- _WHAT YOU ARE ASKED TO DO_:
Please reproduce all of the entries exactly, without omitting any.
───── LISTED ENTRIES ─────
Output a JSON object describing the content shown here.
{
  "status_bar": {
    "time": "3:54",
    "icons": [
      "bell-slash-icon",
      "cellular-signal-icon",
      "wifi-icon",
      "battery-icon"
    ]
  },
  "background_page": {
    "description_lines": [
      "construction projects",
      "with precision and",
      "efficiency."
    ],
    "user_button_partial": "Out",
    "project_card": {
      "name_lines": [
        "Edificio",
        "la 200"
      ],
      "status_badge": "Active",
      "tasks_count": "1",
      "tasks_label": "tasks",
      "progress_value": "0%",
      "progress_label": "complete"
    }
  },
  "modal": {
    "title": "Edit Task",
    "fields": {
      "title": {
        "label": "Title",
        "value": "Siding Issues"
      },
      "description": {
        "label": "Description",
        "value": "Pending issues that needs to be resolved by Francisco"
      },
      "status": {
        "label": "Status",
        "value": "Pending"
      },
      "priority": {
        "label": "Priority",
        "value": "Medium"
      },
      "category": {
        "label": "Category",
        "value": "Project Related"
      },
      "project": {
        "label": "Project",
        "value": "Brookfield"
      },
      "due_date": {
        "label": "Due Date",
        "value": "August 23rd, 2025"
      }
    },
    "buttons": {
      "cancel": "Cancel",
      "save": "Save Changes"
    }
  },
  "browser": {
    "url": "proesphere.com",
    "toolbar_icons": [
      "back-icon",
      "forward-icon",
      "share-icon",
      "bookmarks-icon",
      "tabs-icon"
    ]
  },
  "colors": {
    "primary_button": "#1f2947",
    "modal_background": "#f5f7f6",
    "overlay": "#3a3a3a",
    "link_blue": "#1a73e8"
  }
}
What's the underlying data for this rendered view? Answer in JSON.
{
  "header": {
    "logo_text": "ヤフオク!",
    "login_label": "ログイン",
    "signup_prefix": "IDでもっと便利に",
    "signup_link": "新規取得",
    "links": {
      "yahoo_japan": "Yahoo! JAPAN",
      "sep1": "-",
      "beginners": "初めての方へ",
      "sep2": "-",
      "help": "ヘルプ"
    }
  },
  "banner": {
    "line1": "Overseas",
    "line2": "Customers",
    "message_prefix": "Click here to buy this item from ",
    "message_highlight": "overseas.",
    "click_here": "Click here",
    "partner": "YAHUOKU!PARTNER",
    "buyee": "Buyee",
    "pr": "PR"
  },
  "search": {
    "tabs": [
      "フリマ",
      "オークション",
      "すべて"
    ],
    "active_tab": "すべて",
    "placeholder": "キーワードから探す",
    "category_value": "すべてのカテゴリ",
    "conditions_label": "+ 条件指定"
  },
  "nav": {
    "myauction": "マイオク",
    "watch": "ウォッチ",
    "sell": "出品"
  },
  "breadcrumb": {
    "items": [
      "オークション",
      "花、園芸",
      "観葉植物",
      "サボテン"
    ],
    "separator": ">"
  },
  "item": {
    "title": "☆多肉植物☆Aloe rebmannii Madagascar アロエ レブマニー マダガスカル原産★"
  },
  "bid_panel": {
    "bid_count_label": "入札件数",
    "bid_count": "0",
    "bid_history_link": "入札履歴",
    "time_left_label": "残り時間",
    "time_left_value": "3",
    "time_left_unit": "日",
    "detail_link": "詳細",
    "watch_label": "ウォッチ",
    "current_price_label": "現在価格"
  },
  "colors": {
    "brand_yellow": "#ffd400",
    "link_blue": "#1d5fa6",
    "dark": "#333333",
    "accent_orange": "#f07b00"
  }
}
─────
- _COMPLETED EXERCISE_:
Output a JSON object describing the content shown here.
{
  "status_bar": {
    "time": "3:54",
    "icons": [
      "bell-slash-icon",
      "cellular-signal-icon",
      "wifi-icon",
      "battery-icon"
    ]
  },
  "background_page": {
    "description_lines": [
      "construction projects",
      "with precision and",
      "efficiency."
    ],
    "user_button_partial": "Out",
    "project_card": {
      "name_lines": [
        "Edificio",
        "la 200"
      ],
      "status_badge": "Active",
      "tasks_count": "1",
      "tasks_label": "tasks",
      "progress_value": "0%",
      "progress_label": "complete"
    }
  },
  "modal": {
    "title": "Edit Task",
    "fields": {
      "title": {
        "label": "Title",
        "value": "Siding Issues"
      },
      "description": {
        "label": "Description",
        "value": "Pending issues that needs to be resolved by Francisco"
      },
      "status": {
        "label": "Status",
        "value": "Pending"
      },
      "priority": {
        "label": "Priority",
        "value": "Medium"
      },
      "category": {
        "label": "Category",
        "value": "Project Related"
      },
      "project": {
        "label": "Project",
        "value": "Brookfield"
      },
      "due_date": {
        "label": "Due Date",
        "value": "August 23rd, 2025"
      }
    },
    "buttons": {
      "cancel": "Cancel",
      "save": "Save Changes"
    }
  },
  "browser": {
    "url": "proesphere.com",
    "toolbar_icons": [
      "back-icon",
      "forward-icon",
      "share-icon",
      "bookmarks-icon",
      "tabs-icon"
    ]
  },
  "colors": {
    "primary_button": "#1f2947",
    "modal_background": "#f5f7f6",
    "overlay": "#3a3a3a",
    "link_blue": "#1a73e8"
  }
}
What's the underlying data for this rendered view? Answer in JSON.
{
  "header": {
    "logo_text": "ヤフオク!",
    "login_label": "ログイン",
    "signup_prefix": "IDでもっと便利に",
    "signup_link": "新規取得",
    "links": {
      "yahoo_japan": "Yahoo! JAPAN",
      "sep1": "-",
      "beginners": "初めての方へ",
      "sep2": "-",
      "help": "ヘルプ"
    }
  },
  "banner": {
    "line1": "Overseas",
    "line2": "Customers",
    "message_prefix": "Click here to buy this item from ",
    "message_highlight": "overseas.",
    "click_here": "Click here",
    "partner": "YAHUOKU!PARTNER",
    "buyee": "Buyee",
    "pr": "PR"
  },
  "search": {
    "tabs": [
      "フリマ",
      "オークション",
      "すべて"
    ],
    "active_tab": "すべて",
    "placeholder": "キーワードから探す",
    "category_value": "すべてのカテゴリ",
    "conditions_label": "+ 条件指定"
  },
  "nav": {
    "myauction": "マイオク",
    "watch": "ウォッチ",
    "sell": "出品"
  },
  "breadcrumb": {
    "items": [
      "オークション",
      "花、園芸",
      "観葉植物",
      "サボテン"
    ],
    "separator": ">"
  },
  "item": {
    "title": "☆多肉植物☆Aloe rebmannii Madagascar アロエ レブマニー マダガスカル原産★"
  },
  "bid_panel": {
    "bid_count_label": "入札件数",
    "bid_count": "0",
    "bid_history_link": "入札履歴",
    "time_left_label": "残り時間",
    "time_left_value": "3",
    "time_left_unit": "日",
    "detail_link": "詳細",
    "watch_label": "ウォッチ",
    "current_price_label": "現在価格"
  },
  "colors": {
    "brand_yellow": "#ffd400",
    "link_blue": "#1d5fa6",
    "dark": "#333333",
    "accent_orange": "#f07b00"
  }
}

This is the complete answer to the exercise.